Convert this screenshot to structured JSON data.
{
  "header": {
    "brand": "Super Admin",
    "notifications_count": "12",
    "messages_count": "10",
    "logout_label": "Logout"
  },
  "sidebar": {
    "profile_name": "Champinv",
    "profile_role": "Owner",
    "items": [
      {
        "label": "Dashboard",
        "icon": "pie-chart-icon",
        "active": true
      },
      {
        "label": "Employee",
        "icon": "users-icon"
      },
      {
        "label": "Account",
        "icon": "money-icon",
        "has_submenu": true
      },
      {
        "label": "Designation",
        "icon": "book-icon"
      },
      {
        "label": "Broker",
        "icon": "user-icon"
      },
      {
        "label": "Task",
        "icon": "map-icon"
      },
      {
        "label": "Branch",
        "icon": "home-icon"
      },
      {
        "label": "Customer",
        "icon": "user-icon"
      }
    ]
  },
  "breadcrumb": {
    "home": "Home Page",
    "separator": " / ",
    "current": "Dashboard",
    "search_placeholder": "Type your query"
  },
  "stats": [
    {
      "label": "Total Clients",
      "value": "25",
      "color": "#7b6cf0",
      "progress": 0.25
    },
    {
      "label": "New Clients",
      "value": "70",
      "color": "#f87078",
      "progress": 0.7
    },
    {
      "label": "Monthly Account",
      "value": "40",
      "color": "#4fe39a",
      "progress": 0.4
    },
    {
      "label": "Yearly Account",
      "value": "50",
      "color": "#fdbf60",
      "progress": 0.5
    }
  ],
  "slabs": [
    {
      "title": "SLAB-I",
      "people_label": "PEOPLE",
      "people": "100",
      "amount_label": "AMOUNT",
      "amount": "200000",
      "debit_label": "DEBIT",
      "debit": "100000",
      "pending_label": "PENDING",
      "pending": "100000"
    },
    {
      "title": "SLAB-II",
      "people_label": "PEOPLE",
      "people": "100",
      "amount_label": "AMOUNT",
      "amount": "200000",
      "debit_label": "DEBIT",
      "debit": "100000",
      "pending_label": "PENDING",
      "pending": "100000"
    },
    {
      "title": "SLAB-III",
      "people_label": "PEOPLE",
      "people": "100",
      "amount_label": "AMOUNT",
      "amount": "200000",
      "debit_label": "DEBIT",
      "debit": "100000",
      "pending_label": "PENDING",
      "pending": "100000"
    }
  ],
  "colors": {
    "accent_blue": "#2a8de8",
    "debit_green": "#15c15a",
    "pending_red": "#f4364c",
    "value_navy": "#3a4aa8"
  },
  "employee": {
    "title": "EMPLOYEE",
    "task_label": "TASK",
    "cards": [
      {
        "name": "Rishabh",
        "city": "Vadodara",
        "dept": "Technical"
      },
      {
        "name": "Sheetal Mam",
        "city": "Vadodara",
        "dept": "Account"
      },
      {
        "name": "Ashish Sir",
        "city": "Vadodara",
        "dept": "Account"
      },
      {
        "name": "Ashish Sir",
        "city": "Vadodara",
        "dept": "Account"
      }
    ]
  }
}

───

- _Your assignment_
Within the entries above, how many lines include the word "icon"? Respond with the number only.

- _Output of the task_
8